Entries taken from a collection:
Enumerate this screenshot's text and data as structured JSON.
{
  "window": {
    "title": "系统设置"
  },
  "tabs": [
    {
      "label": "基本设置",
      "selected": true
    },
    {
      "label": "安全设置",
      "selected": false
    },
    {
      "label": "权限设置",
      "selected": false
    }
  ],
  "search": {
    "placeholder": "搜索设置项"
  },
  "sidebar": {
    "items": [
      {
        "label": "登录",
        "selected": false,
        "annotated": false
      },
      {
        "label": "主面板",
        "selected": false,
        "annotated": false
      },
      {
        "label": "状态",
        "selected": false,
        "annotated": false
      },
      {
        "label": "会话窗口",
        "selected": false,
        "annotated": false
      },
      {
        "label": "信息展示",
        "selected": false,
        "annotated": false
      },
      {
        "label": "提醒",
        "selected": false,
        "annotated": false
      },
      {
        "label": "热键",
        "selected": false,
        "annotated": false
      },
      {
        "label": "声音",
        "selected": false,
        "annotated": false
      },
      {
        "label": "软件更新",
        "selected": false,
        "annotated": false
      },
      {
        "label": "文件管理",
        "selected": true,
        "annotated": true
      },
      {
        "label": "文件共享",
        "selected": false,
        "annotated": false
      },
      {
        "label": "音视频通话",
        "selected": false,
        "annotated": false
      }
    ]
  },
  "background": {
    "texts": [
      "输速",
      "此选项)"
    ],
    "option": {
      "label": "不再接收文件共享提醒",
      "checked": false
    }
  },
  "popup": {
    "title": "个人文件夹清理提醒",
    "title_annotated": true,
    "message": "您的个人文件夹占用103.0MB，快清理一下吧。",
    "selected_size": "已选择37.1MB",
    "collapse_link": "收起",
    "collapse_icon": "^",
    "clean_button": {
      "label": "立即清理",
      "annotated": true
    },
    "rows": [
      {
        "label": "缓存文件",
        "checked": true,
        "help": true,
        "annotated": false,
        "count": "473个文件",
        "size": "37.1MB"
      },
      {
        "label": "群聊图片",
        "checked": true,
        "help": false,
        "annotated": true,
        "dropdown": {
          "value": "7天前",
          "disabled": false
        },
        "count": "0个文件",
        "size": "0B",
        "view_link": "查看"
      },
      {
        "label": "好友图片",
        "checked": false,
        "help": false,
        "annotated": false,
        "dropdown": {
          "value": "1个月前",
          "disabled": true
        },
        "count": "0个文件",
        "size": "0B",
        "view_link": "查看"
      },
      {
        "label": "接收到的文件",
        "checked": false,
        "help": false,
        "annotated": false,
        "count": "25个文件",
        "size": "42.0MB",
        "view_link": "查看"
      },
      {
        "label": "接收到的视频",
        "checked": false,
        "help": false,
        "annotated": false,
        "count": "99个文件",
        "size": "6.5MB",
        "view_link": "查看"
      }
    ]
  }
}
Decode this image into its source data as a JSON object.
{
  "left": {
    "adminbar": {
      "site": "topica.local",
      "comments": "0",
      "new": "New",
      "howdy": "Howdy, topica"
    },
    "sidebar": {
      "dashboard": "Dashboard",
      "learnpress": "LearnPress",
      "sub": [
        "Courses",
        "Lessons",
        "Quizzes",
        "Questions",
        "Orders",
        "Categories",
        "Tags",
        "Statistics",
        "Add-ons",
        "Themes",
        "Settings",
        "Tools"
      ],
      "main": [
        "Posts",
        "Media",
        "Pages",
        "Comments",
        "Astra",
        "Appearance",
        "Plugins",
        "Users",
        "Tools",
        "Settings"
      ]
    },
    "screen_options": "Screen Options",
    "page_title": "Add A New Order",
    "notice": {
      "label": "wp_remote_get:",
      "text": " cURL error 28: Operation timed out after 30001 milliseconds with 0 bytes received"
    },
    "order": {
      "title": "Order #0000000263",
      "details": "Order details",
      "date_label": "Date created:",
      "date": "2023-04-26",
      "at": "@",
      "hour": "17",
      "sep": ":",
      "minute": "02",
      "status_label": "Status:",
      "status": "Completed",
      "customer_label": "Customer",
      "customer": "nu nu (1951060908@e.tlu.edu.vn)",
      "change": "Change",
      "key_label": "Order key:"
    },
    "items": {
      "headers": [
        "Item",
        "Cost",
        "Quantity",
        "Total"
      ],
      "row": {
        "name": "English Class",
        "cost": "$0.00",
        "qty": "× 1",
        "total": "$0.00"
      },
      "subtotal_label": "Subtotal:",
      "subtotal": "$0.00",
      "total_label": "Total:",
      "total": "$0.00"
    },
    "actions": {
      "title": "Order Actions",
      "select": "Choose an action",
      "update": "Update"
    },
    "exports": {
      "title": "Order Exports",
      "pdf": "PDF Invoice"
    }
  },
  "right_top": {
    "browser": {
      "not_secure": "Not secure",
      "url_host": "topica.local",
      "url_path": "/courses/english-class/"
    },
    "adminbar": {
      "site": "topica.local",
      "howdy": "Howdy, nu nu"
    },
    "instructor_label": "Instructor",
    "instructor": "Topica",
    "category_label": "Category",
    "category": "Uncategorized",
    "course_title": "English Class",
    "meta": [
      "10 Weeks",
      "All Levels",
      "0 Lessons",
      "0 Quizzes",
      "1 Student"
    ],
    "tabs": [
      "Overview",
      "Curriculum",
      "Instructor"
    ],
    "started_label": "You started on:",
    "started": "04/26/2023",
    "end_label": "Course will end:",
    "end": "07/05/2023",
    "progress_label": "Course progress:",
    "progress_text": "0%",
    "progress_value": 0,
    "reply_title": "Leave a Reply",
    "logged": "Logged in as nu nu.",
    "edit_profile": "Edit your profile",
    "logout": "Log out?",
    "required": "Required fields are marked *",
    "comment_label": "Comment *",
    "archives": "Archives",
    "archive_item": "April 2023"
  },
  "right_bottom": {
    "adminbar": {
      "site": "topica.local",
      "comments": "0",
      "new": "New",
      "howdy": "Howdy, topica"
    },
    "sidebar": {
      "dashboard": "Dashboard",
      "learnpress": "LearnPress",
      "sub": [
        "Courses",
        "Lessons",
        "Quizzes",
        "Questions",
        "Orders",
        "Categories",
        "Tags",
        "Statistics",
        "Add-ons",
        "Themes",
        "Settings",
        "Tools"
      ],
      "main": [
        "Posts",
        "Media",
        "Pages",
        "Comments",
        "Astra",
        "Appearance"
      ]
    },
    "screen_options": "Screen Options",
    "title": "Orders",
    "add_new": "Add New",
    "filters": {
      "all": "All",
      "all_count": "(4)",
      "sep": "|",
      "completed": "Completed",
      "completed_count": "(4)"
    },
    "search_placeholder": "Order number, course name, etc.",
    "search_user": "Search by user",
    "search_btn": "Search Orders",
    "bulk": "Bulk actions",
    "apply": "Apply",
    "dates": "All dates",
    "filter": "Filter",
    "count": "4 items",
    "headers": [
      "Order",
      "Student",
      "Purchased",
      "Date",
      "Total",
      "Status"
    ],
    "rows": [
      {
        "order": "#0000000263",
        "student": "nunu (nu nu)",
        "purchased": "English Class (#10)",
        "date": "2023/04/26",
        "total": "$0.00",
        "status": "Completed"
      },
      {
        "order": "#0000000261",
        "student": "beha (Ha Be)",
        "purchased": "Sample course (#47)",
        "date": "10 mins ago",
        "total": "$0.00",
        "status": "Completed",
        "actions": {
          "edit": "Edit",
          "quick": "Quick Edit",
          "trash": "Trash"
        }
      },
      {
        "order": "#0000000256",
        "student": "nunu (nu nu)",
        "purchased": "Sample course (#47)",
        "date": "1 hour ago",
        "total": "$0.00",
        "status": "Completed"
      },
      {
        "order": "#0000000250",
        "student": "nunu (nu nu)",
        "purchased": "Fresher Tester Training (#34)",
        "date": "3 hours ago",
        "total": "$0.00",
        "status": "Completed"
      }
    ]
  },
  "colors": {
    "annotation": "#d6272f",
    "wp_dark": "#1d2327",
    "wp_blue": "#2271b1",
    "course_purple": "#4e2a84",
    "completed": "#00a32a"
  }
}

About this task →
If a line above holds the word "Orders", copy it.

Reply →
        "Orders",
        "Orders",
    "title": "Orders",
    "search_btn": "Search Orders",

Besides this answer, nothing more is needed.